*Work request*
Scan the entries line by line and return those with "name".

*Available data*
§ §

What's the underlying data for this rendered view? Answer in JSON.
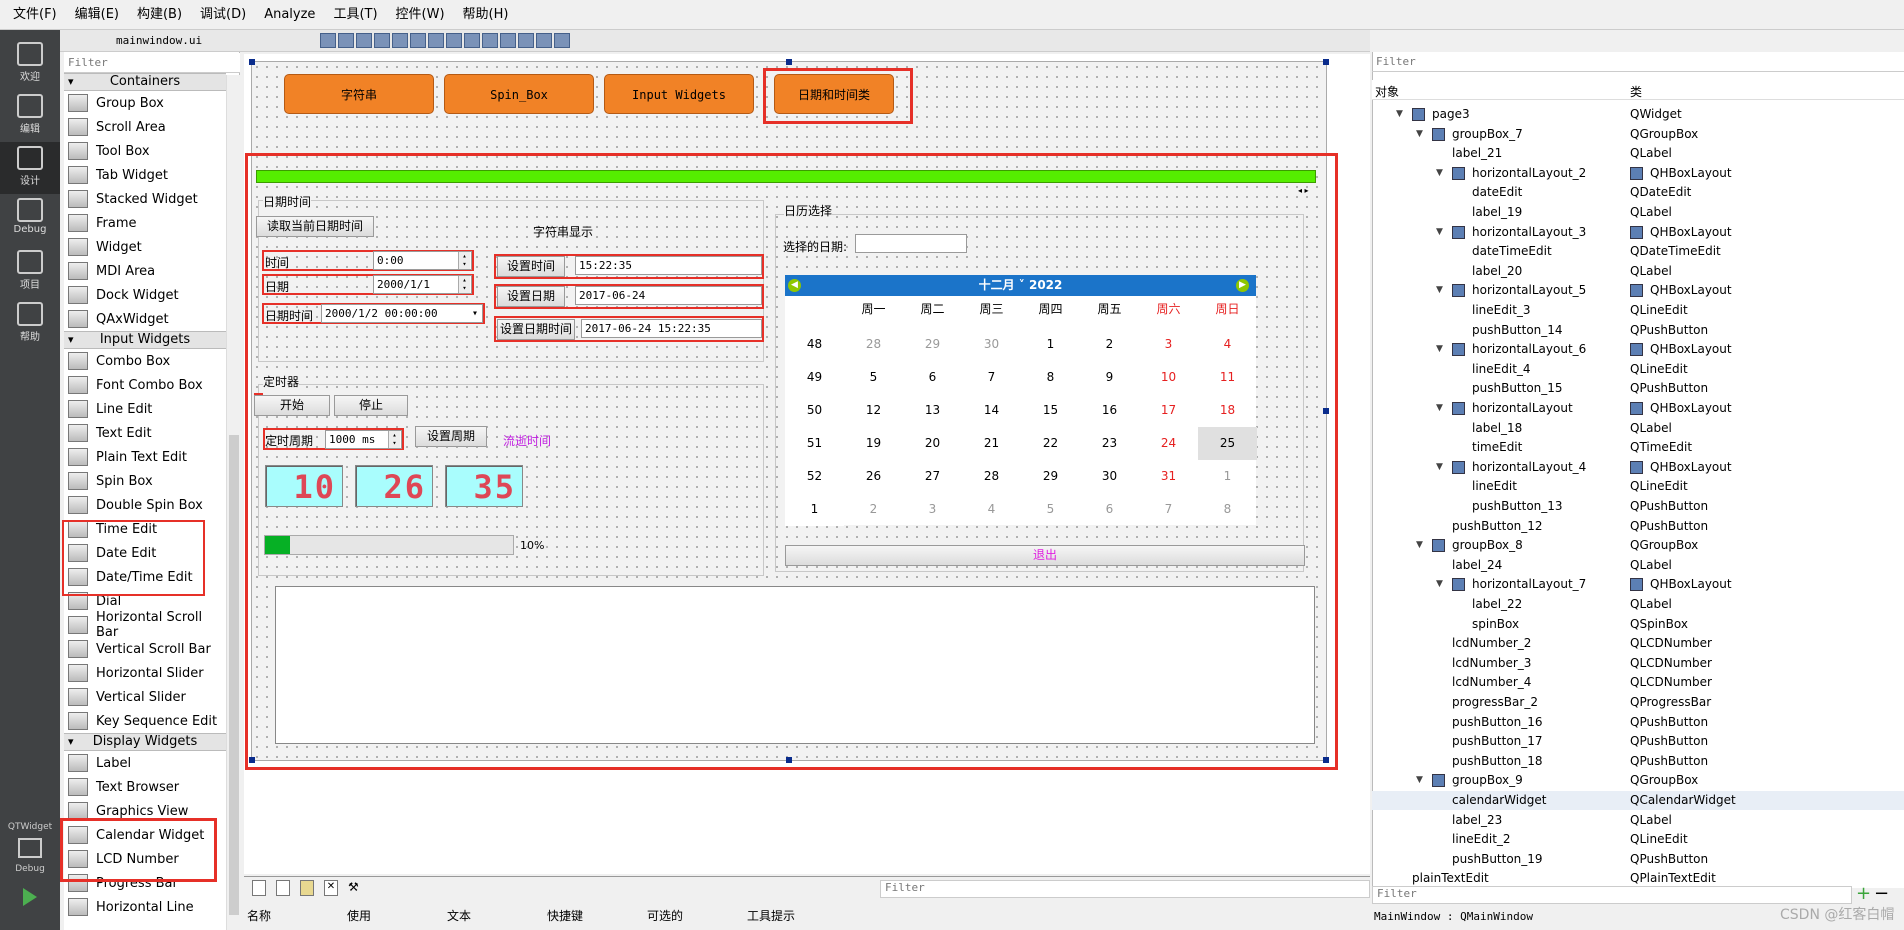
{
  "menubar": [
    "文件(F)",
    "编辑(E)",
    "构建(B)",
    "调试(D)",
    "Analyze",
    "工具(T)",
    "控件(W)",
    "帮助(H)"
  ],
  "modes": [
    {
      "label": "欢迎"
    },
    {
      "label": "编辑"
    },
    {
      "label": "设计",
      "selected": true
    },
    {
      "label": "Debug"
    },
    {
      "label": "项目"
    },
    {
      "label": "帮助"
    }
  ],
  "kit": {
    "name": "QTWidget",
    "label": "Debug"
  },
  "widgetbox": {
    "filter_placeholder": "Filter",
    "categories": [
      {
        "name": "Containers",
        "items": [
          "Group Box",
          "Scroll Area",
          "Tool Box",
          "Tab Widget",
          "Stacked Widget",
          "Frame",
          "Widget",
          "MDI Area",
          "Dock Widget",
          "QAxWidget"
        ]
      },
      {
        "name": "Input Widgets",
        "items": [
          "Combo Box",
          "Font Combo Box",
          "Line Edit",
          "Text Edit",
          "Plain Text Edit",
          "Spin Box",
          "Double Spin Box",
          "Time Edit",
          "Date Edit",
          "Date/Time Edit",
          "Dial",
          "Horizontal Scroll Bar",
          "Vertical Scroll Bar",
          "Horizontal Slider",
          "Vertical Slider",
          "Key Sequence Edit"
        ]
      },
      {
        "name": "Display Widgets",
        "items": [
          "Label",
          "Text Browser",
          "Graphics View",
          "Calendar Widget",
          "LCD Number",
          "Progress Bar",
          "Horizontal Line"
        ]
      }
    ]
  },
  "editor": {
    "file": "mainwindow.ui"
  },
  "form": {
    "tabs": [
      "字符串",
      "Spin_Box",
      "Input Widgets",
      "日期和时间类"
    ],
    "datetime_group": {
      "title": "日期时间",
      "read_button": "读取当前日期时间",
      "string_title": "字符串显示",
      "time_label": "时间",
      "time_value": "0:00",
      "date_label": "日期",
      "date_value": "2000/1/1",
      "datetime_label": "日期时间",
      "datetime_value": "2000/1/2 00:00:00",
      "set_time_button": "设置时间",
      "set_time_value": "15:22:35",
      "set_date_button": "设置日期",
      "set_date_value": "2017-06-24",
      "set_datetime_button": "设置日期时间",
      "set_datetime_value": "2017-06-24 15:22:35"
    },
    "timer_group": {
      "title": "定时器",
      "start": "开始",
      "stop": "停止",
      "period_label": "定时周期",
      "period_value": "1000 ms",
      "set_period": "设置周期",
      "elapsed": "流逝时间",
      "lcd": [
        "10",
        "26",
        "35"
      ],
      "progress": 0.1,
      "progress_text": "10%"
    },
    "calendar_group": {
      "title": "日历选择",
      "date_label": "选择的日期:",
      "date_value": "",
      "month": "十二月",
      "year": "2022",
      "weekdays": [
        "周一",
        "周二",
        "周三",
        "周四",
        "周五",
        "周六",
        "周日"
      ],
      "weeks": [
        "48",
        "49",
        "50",
        "51",
        "52",
        "1"
      ],
      "days": [
        [
          "28",
          "29",
          "30",
          "1",
          "2",
          "3",
          "4"
        ],
        [
          "5",
          "6",
          "7",
          "8",
          "9",
          "10",
          "11"
        ],
        [
          "12",
          "13",
          "14",
          "15",
          "16",
          "17",
          "18"
        ],
        [
          "19",
          "20",
          "21",
          "22",
          "23",
          "24",
          "25"
        ],
        [
          "26",
          "27",
          "28",
          "29",
          "30",
          "31",
          "1"
        ],
        [
          "2",
          "3",
          "4",
          "5",
          "6",
          "7",
          "8"
        ]
      ],
      "exit_button": "退出"
    }
  },
  "object_inspector": {
    "filter_placeholder": "Filter",
    "headers": [
      "对象",
      "类"
    ],
    "rows": [
      [
        "page3",
        "QWidget"
      ],
      [
        "groupBox_7",
        "QGroupBox"
      ],
      [
        "label_21",
        "QLabel"
      ],
      [
        "horizontalLayout_2",
        "QHBoxLayout"
      ],
      [
        "dateEdit",
        "QDateEdit"
      ],
      [
        "label_19",
        "QLabel"
      ],
      [
        "horizontalLayout_3",
        "QHBoxLayout"
      ],
      [
        "dateTimeEdit",
        "QDateTimeEdit"
      ],
      [
        "label_20",
        "QLabel"
      ],
      [
        "horizontalLayout_5",
        "QHBoxLayout"
      ],
      [
        "lineEdit_3",
        "QLineEdit"
      ],
      [
        "pushButton_14",
        "QPushButton"
      ],
      [
        "horizontalLayout_6",
        "QHBoxLayout"
      ],
      [
        "lineEdit_4",
        "QLineEdit"
      ],
      [
        "pushButton_15",
        "QPushButton"
      ],
      [
        "horizontalLayout",
        "QHBoxLayout"
      ],
      [
        "label_18",
        "QLabel"
      ],
      [
        "timeEdit",
        "QTimeEdit"
      ],
      [
        "horizontalLayout_4",
        "QHBoxLayout"
      ],
      [
        "lineEdit",
        "QLineEdit"
      ],
      [
        "pushButton_13",
        "QPushButton"
      ],
      [
        "pushButton_12",
        "QPushButton"
      ],
      [
        "groupBox_8",
        "QGroupBox"
      ],
      [
        "label_24",
        "QLabel"
      ],
      [
        "horizontalLayout_7",
        "QHBoxLayout"
      ],
      [
        "label_22",
        "QLabel"
      ],
      [
        "spinBox",
        "QSpinBox"
      ],
      [
        "lcdNumber_2",
        "QLCDNumber"
      ],
      [
        "lcdNumber_3",
        "QLCDNumber"
      ],
      [
        "lcdNumber_4",
        "QLCDNumber"
      ],
      [
        "progressBar_2",
        "QProgressBar"
      ],
      [
        "pushButton_16",
        "QPushButton"
      ],
      [
        "pushButton_17",
        "QPushButton"
      ],
      [
        "pushButton_18",
        "QPushButton"
      ],
      [
        "groupBox_9",
        "QGroupBox"
      ],
      [
        "calendarWidget",
        "QCalendarWidget"
      ],
      [
        "label_23",
        "QLabel"
      ],
      [
        "lineEdit_2",
        "QLineEdit"
      ],
      [
        "pushButton_19",
        "QPushButton"
      ],
      [
        "plainTextEdit",
        "QPlainTextEdit"
      ]
    ]
  },
  "action_editor": {
    "filter_placeholder": "Filter",
    "columns": [
      "名称",
      "使用",
      "文本",
      "快捷键",
      "可选的",
      "工具提示"
    ]
  },
  "property_editor": {
    "filter_placeholder": "Filter",
    "status": "MainWindow : QMainWindow"
  },
  "watermark": "CSDN @红客白帽",
  "colors": {
    "accent_orange": "#f18226",
    "highlight_red": "#e63028",
    "progress_green": "#55ee00",
    "calendar_header": "#1b74c9",
    "lcd_bg": "#a9fdfd"
  }
}
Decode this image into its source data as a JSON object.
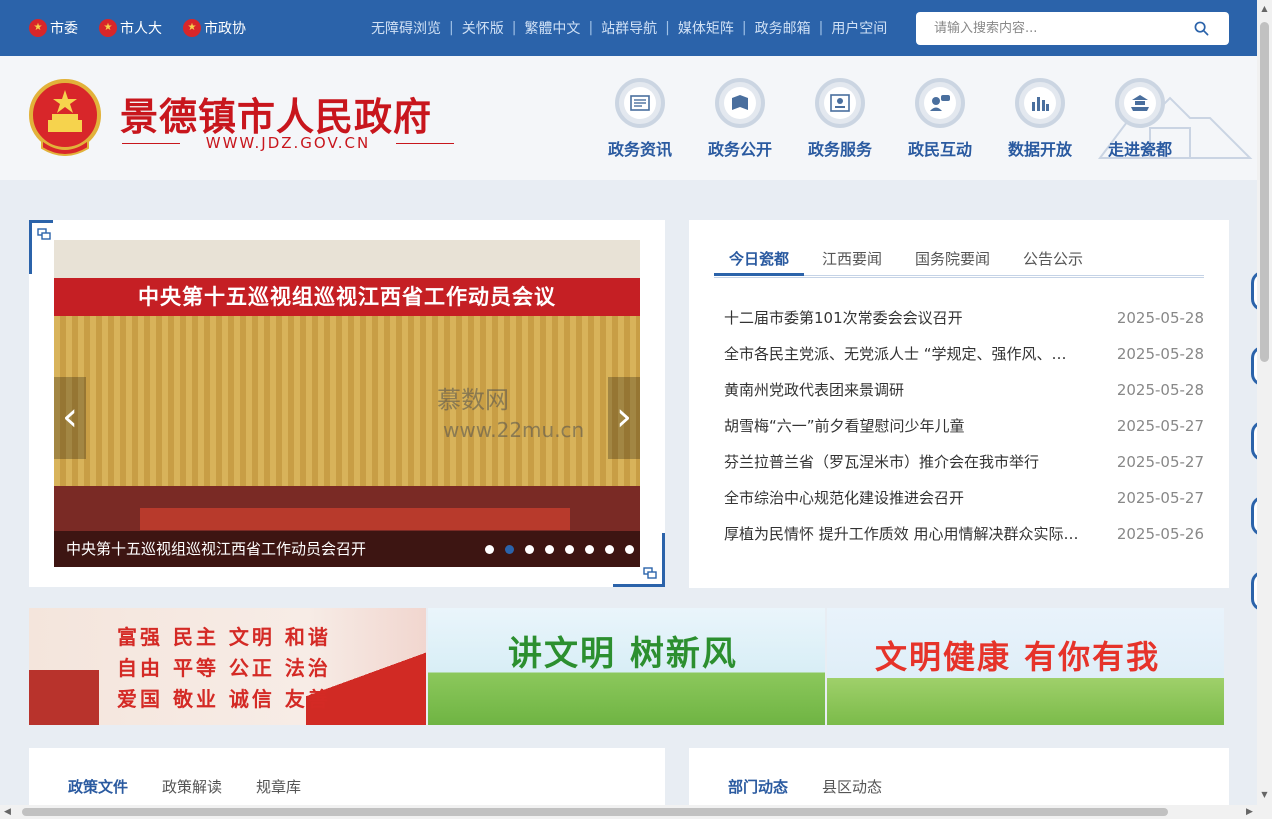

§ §

*Written solution*
    "name": "QTWidget",
        "name": "Containers",
        "name": "Input Widgets",
        "name": "Display Widgets",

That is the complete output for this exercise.